=== Your goal ===
Pick out the lines below with "Available" and list them.

►

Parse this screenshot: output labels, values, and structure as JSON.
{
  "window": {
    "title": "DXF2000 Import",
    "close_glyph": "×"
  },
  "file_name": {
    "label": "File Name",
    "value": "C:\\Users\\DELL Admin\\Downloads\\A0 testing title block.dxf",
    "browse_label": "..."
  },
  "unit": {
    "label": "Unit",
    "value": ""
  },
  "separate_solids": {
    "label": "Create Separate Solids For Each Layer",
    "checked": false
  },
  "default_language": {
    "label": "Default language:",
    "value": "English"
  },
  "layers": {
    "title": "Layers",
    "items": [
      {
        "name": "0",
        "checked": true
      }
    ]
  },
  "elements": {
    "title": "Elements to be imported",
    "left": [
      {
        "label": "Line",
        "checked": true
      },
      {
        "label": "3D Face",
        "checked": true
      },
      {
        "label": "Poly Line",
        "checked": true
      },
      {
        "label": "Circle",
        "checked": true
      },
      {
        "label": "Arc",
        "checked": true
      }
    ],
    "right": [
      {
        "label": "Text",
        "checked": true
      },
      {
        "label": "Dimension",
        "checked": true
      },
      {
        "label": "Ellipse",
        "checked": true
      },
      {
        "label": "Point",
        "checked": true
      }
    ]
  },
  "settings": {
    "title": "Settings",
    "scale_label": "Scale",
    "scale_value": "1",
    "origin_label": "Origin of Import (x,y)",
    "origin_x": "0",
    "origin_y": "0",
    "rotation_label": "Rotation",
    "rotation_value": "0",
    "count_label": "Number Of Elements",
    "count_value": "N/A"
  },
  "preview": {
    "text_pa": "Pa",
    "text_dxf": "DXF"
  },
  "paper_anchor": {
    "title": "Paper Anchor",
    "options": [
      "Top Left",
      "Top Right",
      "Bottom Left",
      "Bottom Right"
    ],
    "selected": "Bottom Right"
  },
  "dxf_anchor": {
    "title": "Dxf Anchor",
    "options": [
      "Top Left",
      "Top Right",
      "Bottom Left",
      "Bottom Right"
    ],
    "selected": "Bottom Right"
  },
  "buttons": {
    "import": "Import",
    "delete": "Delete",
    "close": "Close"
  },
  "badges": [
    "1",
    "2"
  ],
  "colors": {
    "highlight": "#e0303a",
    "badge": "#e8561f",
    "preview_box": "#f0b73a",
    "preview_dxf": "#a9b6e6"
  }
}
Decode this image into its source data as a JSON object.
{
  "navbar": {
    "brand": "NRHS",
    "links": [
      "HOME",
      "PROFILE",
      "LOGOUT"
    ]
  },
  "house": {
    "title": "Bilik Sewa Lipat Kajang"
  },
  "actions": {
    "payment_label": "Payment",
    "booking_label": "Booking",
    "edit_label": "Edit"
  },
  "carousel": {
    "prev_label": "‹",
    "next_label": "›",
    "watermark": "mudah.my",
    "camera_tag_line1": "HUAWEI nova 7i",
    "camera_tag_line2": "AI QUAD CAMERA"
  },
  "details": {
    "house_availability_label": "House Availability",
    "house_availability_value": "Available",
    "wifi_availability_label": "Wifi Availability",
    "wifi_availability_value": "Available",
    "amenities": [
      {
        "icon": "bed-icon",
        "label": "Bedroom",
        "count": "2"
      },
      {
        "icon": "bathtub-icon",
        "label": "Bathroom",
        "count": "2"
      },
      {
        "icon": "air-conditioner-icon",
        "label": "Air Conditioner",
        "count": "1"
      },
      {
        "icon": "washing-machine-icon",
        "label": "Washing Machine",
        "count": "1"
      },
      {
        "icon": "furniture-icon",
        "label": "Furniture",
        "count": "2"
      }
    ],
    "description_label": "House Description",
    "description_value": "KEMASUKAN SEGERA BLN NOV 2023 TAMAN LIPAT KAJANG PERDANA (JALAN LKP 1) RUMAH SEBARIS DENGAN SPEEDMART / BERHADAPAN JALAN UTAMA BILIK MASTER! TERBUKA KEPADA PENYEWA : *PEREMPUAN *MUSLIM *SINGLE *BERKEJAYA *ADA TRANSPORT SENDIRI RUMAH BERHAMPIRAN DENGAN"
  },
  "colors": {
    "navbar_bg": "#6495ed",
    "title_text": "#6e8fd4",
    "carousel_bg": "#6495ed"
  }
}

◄

=== Solution to the exercise ===
    "house_availability_value": "Available",
    "wifi_availability_value": "Available",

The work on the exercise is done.